Fork-In-The-Road-Decision Two: You are invited to a birthday party for a twenty-year-old.

You look at your relationship with this person and think about exactly how important your attendance is in the grand scheme of things and

You look at your own risks (age, medical issues) and:

You definitely don’t go if it’s inside

You cancel if it rains and they move the party inside

If outside, you consider whether there’s good space outside and a good ratio of space-to-people. 

Tiny porch and lots of people?  No go. 

Big backyard with lots of room for separate tables?  Better! 

If outside, is it mostly a big bunch of Friends of Uncle Maskless? No go. 

Or is it a small group of people who are Good With The Covid Hygiene?  Much more reassuring.

You’re 20 or 40 and are yourself Good With The Covid Hygiene?  Maybe yes. 

You’re 80 or debilitated or chronically ill? Absolutely no. You need ALL your friends and family to be masked. All the time.  Period.

Fork-In-The-Road-Decision Three:  Your kids are at a school where they are Good With The Covid Hygiene.  There’s no cases.  A classmate invites one of your kids to a Halloween party at their house. What do you do?

Is it inside? No go.

Is there no masking of adults or kids? No go.

Is there bobbing for apples or other hygienically grody group activities? No go.

They are having wholesome Covid-safe scavenger hunts/mask parades/pumpkin carving contests outside?
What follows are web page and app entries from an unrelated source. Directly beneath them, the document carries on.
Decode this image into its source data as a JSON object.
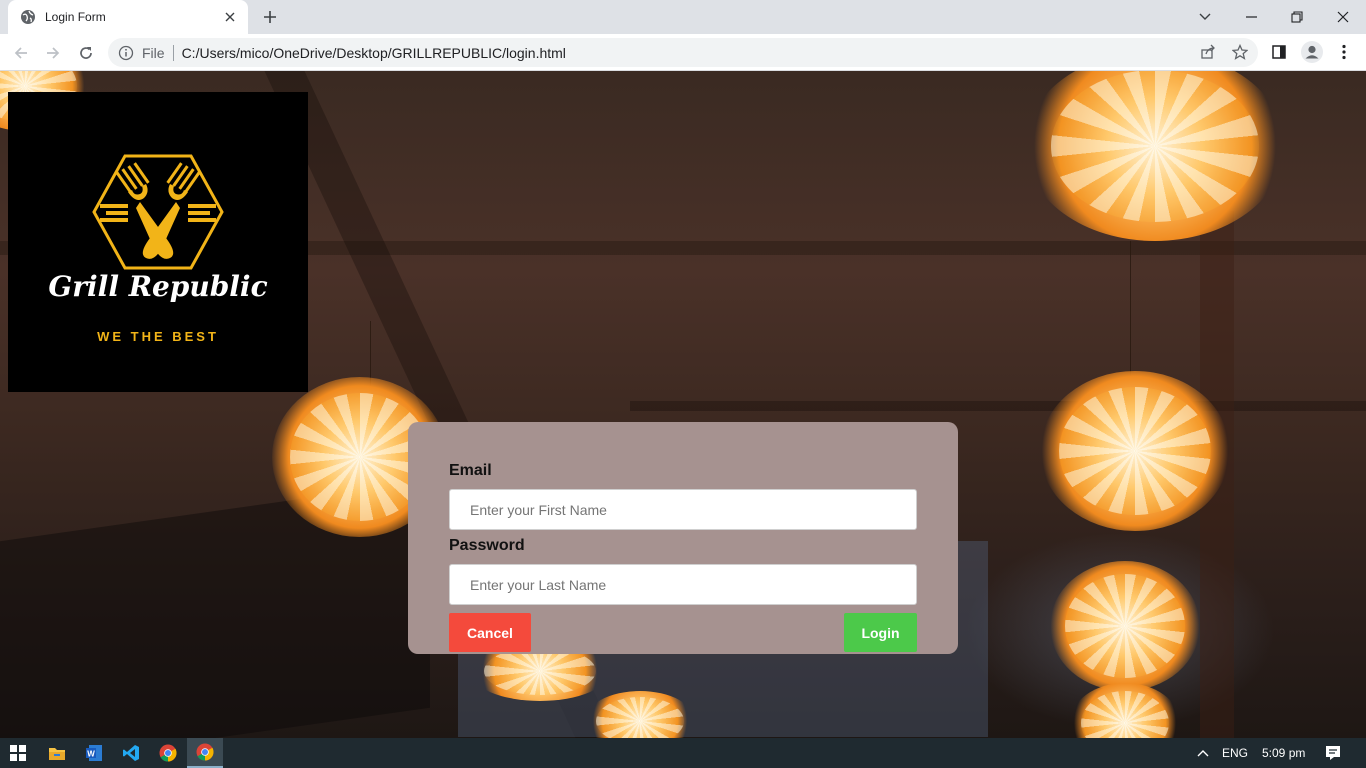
{
  "browser": {
    "tab_title": "Login Form",
    "url_scheme": "File",
    "url": "C:/Users/mico/OneDrive/Desktop/GRILLREPUBLIC/login.html"
  },
  "logo": {
    "name": "Grill Republic",
    "tagline": "WE THE BEST",
    "accent_color": "#f2b418",
    "icon": "crossed-forks-hexagon-icon"
  },
  "form": {
    "email_label": "Email",
    "email_placeholder": "Enter your First Name",
    "password_label": "Password",
    "password_placeholder": "Enter your Last Name",
    "cancel_label": "Cancel",
    "login_label": "Login",
    "card_color": "#a69290",
    "cancel_color": "#f44a3c",
    "login_color": "#4cc94a"
  },
  "taskbar": {
    "language": "ENG",
    "time": "5:09 pm",
    "apps": [
      "start-icon",
      "file-explorer-icon",
      "word-icon",
      "vscode-icon",
      "chrome-icon",
      "chrome-active-icon"
    ]
  }
}
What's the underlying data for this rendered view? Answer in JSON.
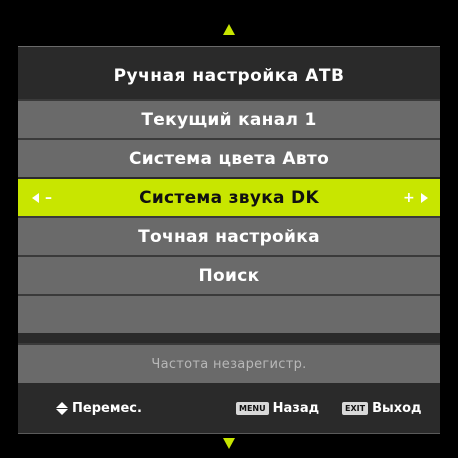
{
  "menu": {
    "title": "Ручная настройка АТВ",
    "rows": [
      {
        "label": "Текущий канал 1"
      },
      {
        "label": "Система цвета Авто"
      },
      {
        "label": "Система звука DK",
        "left": "–",
        "right": "+"
      },
      {
        "label": "Точная настройка"
      },
      {
        "label": "Поиск"
      },
      {
        "label": ""
      },
      {
        "label": "Частота незарегистр."
      }
    ]
  },
  "footer": {
    "move_label": "Перемес.",
    "menu_key": "MENU",
    "back_label": "Назад",
    "exit_key": "EXIT",
    "exit_label": "Выход"
  },
  "colors": {
    "accent": "#c8e600",
    "row": "#6a6a6a",
    "panel": "#2a2a2a"
  },
  "icons": [
    "arrow-up-icon",
    "arrow-down-icon",
    "left-arrow-icon",
    "right-arrow-icon",
    "updown-icon"
  ]
}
Awwww!

Fork-In-The-Road-Decision Four: Do you travel for a major family event?

Is this a major major family event?  Would you go if it was happening during the London Blitz? 

Is community transmission low on both ends?

Can you reasonably protect yourself while traveling?

Can you quarantine easily while there or when you come home as needed?

Can you get tested before and during your trip?

Are the people you are visiting ready and willing to be Good With The Covid Hygiene?

Will your family promise to tell you if they feel unwell so you can check into a nearby hotel instead of spending the night with them?

Can you hide your visit from Uncle Maskless?

Fork-In-The-Road-Decision Five:  Your spin studio opens up.  You’re ecstatic! 

But first, you remember this story about the Canadian spin studio that opened up and did “everything right” — EXCEPT MASKS.  And promptly saw sixty-one cases. 

When they said they did “everything right,” they meant they cleaned, they pulled half the bikes out, they had people wear masks walking in and out — but they didn’t have people wear masks on the bikes. And they got a disaster.

This is science in action here.  Huffing, puffing, shouting without masks inside? Hideous potential for transmission. 

No masks inside a gym?  No go. Period.

We’ve hit some terrible milestones this month: over a million global deaths, more than 8 million US cases, 210,000 US deaths.  All of these have slowly agonizingly helped advance Covid science.  The least we can do now to honor all this suffering is to recognize our Fork-In-The-Road Decision moments for what they are: an opportunity to apply these science lessons and help ourselves stay safe.